## Data records for software interfaces

# # # # #

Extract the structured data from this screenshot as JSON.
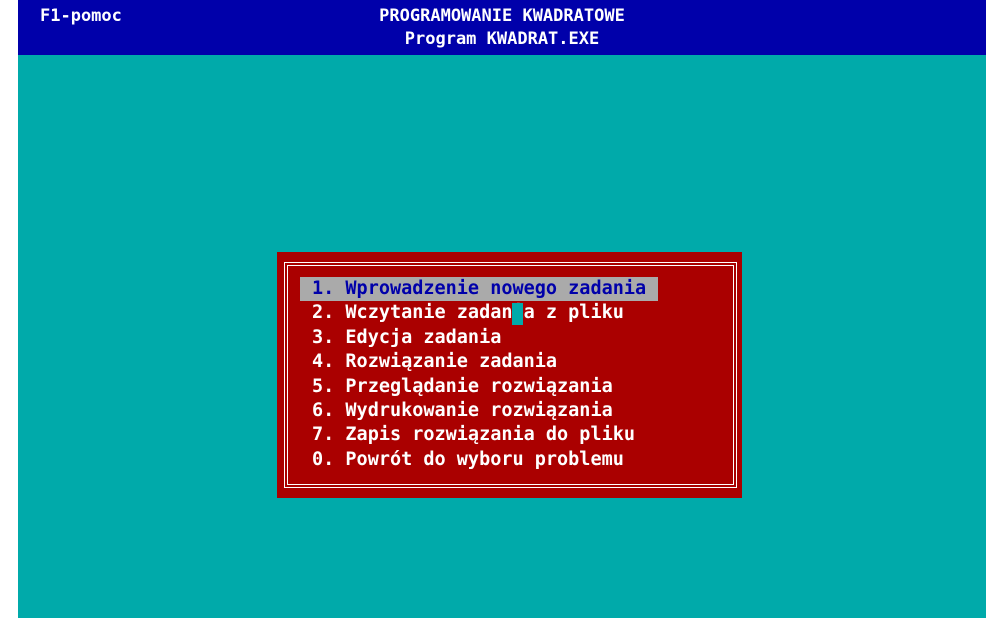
{
  "title_bar": {
    "help_hint": "F1-pomoc",
    "title": "PROGRAMOWANIE KWADRATOWE",
    "subtitle": "Program KWADRAT.EXE"
  },
  "colors": {
    "screen_background": "#00aaaa",
    "title_bar_background": "#0000aa",
    "menu_background": "#aa0000",
    "menu_text": "#ffffff",
    "selection_background": "#aaaaaa",
    "selection_text": "#0000aa"
  },
  "menu": {
    "selected_index": 0,
    "items": [
      {
        "label": "1. Wprowadzenie nowego zadania"
      },
      {
        "label": "2. Wczytanie zadania z pliku"
      },
      {
        "label": "3. Edycja zadania"
      },
      {
        "label": "4. Rozwiązanie zadania"
      },
      {
        "label": "5. Przeglądanie rozwiązania"
      },
      {
        "label": "6. Wydrukowanie rozwiązania"
      },
      {
        "label": "7. Zapis rozwiązania do pliku"
      },
      {
        "label": "0. Powrót do wyboru problemu"
      }
    ]
  }
}
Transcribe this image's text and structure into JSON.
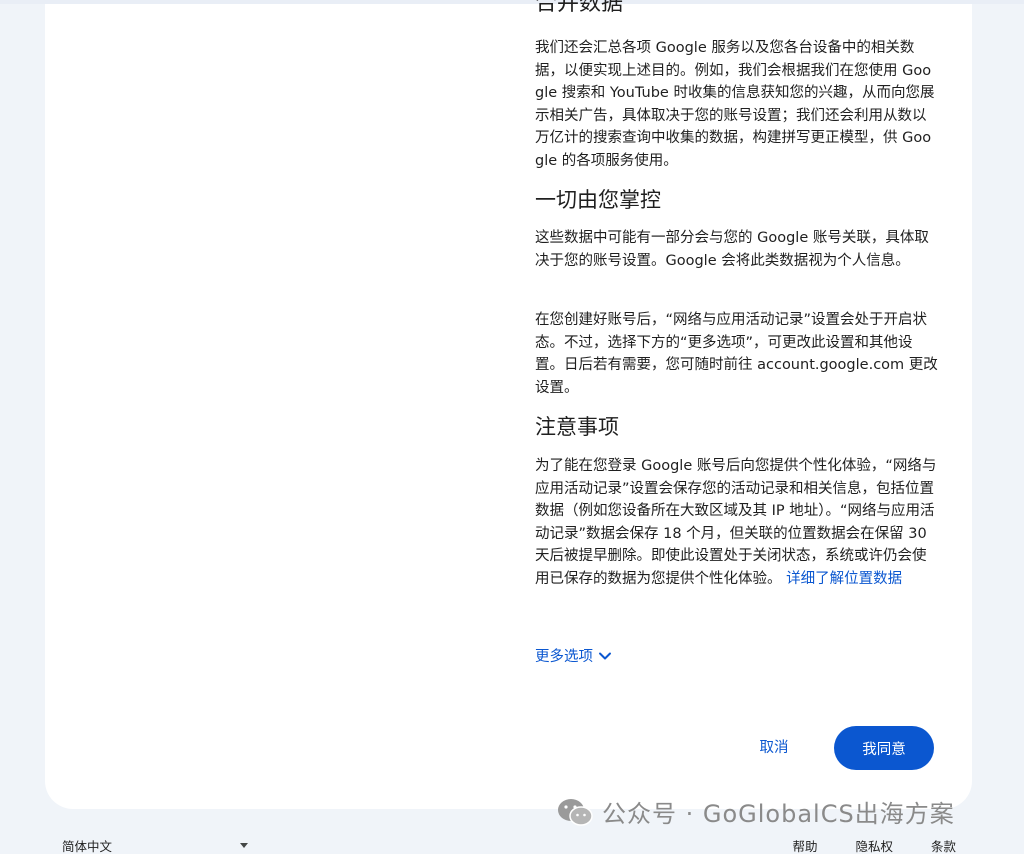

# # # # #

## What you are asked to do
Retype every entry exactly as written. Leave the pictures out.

## Written answer
Extract the structured data from this screenshot as JSON.
{
  "title_bar": {
    "help_hint": "F1-pomoc",
    "title": "PROGRAMOWANIE KWADRATOWE",
    "subtitle": "Program KWADRAT.EXE"
  },
  "colors": {
    "screen_background": "#00aaaa",
    "title_bar_background": "#0000aa",
    "menu_background": "#aa0000",
    "menu_text": "#ffffff",
    "selection_background": "#aaaaaa",
    "selection_text": "#0000aa"
  },
  "menu": {
    "selected_index": 0,
    "items": [
      {
        "label": "1. Wprowadzenie nowego zadania"
      },
      {
        "label": "2. Wczytanie zadania z pliku"
      },
      {
        "label": "3. Edycja zadania"
      },
      {
        "label": "4. Rozwiązanie zadania"
      },
      {
        "label": "5. Przeglądanie rozwiązania"
      },
      {
        "label": "6. Wydrukowanie rozwiązania"
      },
      {
        "label": "7. Zapis rozwiązania do pliku"
      },
      {
        "label": "0. Powrót do wyboru problemu"
      }
    ]
  }
}
Transcribe this image's text and structure into JSON.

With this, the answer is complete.